▸ WHAT YOU HAVE TO DO:
Give the data again exactly as it appears.
*** DATA SHOWN Section Begins ***
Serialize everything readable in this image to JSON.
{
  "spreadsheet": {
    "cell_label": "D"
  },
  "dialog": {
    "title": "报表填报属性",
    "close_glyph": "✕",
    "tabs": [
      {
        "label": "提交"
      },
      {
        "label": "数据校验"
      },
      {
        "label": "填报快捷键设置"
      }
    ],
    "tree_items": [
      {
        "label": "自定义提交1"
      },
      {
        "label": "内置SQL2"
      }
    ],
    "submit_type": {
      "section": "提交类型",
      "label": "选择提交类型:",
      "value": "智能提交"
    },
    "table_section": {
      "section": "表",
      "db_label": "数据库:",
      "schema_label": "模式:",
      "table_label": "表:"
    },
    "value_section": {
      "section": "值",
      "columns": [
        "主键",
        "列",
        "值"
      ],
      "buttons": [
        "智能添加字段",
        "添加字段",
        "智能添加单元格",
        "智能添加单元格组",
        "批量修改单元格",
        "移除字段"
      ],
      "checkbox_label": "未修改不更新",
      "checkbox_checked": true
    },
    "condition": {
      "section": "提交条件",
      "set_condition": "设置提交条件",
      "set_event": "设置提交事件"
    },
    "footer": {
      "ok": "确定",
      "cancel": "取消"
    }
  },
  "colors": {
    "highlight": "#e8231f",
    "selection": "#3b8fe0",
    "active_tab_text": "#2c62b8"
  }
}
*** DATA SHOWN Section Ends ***
▸ PROBLEM SOLUTION:
Serialize everything readable in this image to JSON.
{
  "spreadsheet": {
    "cell_label": "D"
  },
  "dialog": {
    "title": "报表填报属性",
    "close_glyph": "✕",
    "tabs": [
      {
        "label": "提交"
      },
      {
        "label": "数据校验"
      },
      {
        "label": "填报快捷键设置"
      }
    ],
    "tree_items": [
      {
        "label": "自定义提交1"
      },
      {
        "label": "内置SQL2"
      }
    ],
    "submit_type": {
      "section": "提交类型",
      "label": "选择提交类型:",
      "value": "智能提交"
    },
    "table_section": {
      "section": "表",
      "db_label": "数据库:",
      "schema_label": "模式:",
      "table_label": "表:"
    },
    "value_section": {
      "section": "值",
      "columns": [
        "主键",
        "列",
        "值"
      ],
      "buttons": [
        "智能添加字段",
        "添加字段",
        "智能添加单元格",
        "智能添加单元格组",
        "批量修改单元格",
        "移除字段"
      ],
      "checkbox_label": "未修改不更新",
      "checkbox_checked": true
    },
    "condition": {
      "section": "提交条件",
      "set_condition": "设置提交条件",
      "set_event": "设置提交事件"
    },
    "footer": {
      "ok": "确定",
      "cancel": "取消"
    }
  },
  "colors": {
    "highlight": "#e8231f",
    "selection": "#3b8fe0",
    "active_tab_text": "#2c62b8"
  }
}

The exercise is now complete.